──────── SOURCE DATA ────────

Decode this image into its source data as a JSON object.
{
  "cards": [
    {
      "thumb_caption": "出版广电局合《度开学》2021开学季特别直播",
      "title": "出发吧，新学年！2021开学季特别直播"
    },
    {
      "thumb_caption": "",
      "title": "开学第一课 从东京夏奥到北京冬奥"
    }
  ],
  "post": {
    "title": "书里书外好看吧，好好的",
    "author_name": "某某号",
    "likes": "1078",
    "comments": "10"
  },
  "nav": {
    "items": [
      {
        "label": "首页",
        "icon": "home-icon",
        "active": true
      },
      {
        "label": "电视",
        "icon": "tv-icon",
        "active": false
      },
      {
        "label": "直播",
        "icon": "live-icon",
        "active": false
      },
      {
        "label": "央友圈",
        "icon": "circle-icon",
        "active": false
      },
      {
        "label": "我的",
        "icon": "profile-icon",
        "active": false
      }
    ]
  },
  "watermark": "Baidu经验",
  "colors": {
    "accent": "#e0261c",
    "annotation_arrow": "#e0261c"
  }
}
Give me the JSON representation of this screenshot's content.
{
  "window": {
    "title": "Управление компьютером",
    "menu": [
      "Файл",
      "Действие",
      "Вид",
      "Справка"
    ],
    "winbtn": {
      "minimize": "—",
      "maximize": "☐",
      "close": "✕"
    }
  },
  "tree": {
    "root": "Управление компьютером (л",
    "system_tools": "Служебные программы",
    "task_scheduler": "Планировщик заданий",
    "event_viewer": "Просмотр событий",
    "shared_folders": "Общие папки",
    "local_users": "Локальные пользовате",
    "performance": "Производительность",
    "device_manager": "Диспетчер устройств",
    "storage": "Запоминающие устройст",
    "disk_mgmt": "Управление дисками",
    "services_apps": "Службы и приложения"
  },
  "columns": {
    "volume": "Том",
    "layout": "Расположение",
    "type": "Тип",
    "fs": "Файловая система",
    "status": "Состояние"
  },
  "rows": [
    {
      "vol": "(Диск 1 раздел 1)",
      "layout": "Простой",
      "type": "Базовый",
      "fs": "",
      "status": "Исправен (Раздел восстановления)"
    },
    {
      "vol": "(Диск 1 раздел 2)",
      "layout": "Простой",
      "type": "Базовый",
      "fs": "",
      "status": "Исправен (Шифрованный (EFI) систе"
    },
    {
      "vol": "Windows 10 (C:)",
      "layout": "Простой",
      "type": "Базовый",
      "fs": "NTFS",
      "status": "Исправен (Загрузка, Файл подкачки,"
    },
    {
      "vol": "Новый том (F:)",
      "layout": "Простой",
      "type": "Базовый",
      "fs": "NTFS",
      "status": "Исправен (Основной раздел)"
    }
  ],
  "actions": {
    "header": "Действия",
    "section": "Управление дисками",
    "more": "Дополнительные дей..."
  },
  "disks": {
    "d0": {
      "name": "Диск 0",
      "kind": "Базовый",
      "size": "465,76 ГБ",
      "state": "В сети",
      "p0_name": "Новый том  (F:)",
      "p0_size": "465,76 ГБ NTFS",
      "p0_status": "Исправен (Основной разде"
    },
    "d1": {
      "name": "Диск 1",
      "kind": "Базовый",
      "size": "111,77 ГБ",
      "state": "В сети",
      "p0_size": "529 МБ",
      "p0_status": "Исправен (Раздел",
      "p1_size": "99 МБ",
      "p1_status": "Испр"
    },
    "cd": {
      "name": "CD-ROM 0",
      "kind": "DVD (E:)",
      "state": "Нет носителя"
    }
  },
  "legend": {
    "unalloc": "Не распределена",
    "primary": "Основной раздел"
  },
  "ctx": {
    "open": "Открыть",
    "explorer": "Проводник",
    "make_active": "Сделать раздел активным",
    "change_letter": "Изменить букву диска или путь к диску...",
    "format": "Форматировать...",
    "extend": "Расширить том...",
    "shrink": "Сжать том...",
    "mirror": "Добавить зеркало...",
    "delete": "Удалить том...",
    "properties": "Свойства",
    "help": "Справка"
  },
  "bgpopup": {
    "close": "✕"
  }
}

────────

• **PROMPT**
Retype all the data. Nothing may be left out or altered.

• **TASK ANSWER**
Decode this image into its source data as a JSON object.
{
  "cards": [
    {
      "thumb_caption": "出版广电局合《度开学》2021开学季特别直播",
      "title": "出发吧，新学年！2021开学季特别直播"
    },
    {
      "thumb_caption": "",
      "title": "开学第一课 从东京夏奥到北京冬奥"
    }
  ],
  "post": {
    "title": "书里书外好看吧，好好的",
    "author_name": "某某号",
    "likes": "1078",
    "comments": "10"
  },
  "nav": {
    "items": [
      {
        "label": "首页",
        "icon": "home-icon",
        "active": true
      },
      {
        "label": "电视",
        "icon": "tv-icon",
        "active": false
      },
      {
        "label": "直播",
        "icon": "live-icon",
        "active": false
      },
      {
        "label": "央友圈",
        "icon": "circle-icon",
        "active": false
      },
      {
        "label": "我的",
        "icon": "profile-icon",
        "active": false
      }
    ]
  },
  "watermark": "Baidu经验",
  "colors": {
    "accent": "#e0261c",
    "annotation_arrow": "#e0261c"
  }
}
Give me the JSON representation of this screenshot's content.
{
  "window": {
    "title": "Управление компьютером",
    "menu": [
      "Файл",
      "Действие",
      "Вид",
      "Справка"
    ],
    "winbtn": {
      "minimize": "—",
      "maximize": "☐",
      "close": "✕"
    }
  },
  "tree": {
    "root": "Управление компьютером (л",
    "system_tools": "Служебные программы",
    "task_scheduler": "Планировщик заданий",
    "event_viewer": "Просмотр событий",
    "shared_folders": "Общие папки",
    "local_users": "Локальные пользовате",
    "performance": "Производительность",
    "device_manager": "Диспетчер устройств",
    "storage": "Запоминающие устройст",
    "disk_mgmt": "Управление дисками",
    "services_apps": "Службы и приложения"
  },
  "columns": {
    "volume": "Том",
    "layout": "Расположение",
    "type": "Тип",
    "fs": "Файловая система",
    "status": "Состояние"
  },
  "rows": [
    {
      "vol": "(Диск 1 раздел 1)",
      "layout": "Простой",
      "type": "Базовый",
      "fs": "",
      "status": "Исправен (Раздел восстановления)"
    },
    {
      "vol": "(Диск 1 раздел 2)",
      "layout": "Простой",
      "type": "Базовый",
      "fs": "",
      "status": "Исправен (Шифрованный (EFI) систе"
    },
    {
      "vol": "Windows 10 (C:)",
      "layout": "Простой",
      "type": "Базовый",
      "fs": "NTFS",
      "status": "Исправен (Загрузка, Файл подкачки,"
    },
    {
      "vol": "Новый том (F:)",
      "layout": "Простой",
      "type": "Базовый",
      "fs": "NTFS",
      "status": "Исправен (Основной раздел)"
    }
  ],
  "actions": {
    "header": "Действия",
    "section": "Управление дисками",
    "more": "Дополнительные дей..."
  },
  "disks": {
    "d0": {
      "name": "Диск 0",
      "kind": "Базовый",
      "size": "465,76 ГБ",
      "state": "В сети",
      "p0_name": "Новый том  (F:)",
      "p0_size": "465,76 ГБ NTFS",
      "p0_status": "Исправен (Основной разде"
    },
    "d1": {
      "name": "Диск 1",
      "kind": "Базовый",
      "size": "111,77 ГБ",
      "state": "В сети",
      "p0_size": "529 МБ",
      "p0_status": "Исправен (Раздел",
      "p1_size": "99 МБ",
      "p1_status": "Испр"
    },
    "cd": {
      "name": "CD-ROM 0",
      "kind": "DVD (E:)",
      "state": "Нет носителя"
    }
  },
  "legend": {
    "unalloc": "Не распределена",
    "primary": "Основной раздел"
  },
  "ctx": {
    "open": "Открыть",
    "explorer": "Проводник",
    "make_active": "Сделать раздел активным",
    "change_letter": "Изменить букву диска или путь к диску...",
    "format": "Форматировать...",
    "extend": "Расширить том...",
    "shrink": "Сжать том...",
    "mirror": "Добавить зеркало...",
    "delete": "Удалить том...",
    "properties": "Свойства",
    "help": "Справка"
  },
  "bgpopup": {
    "close": "✕"
  }
}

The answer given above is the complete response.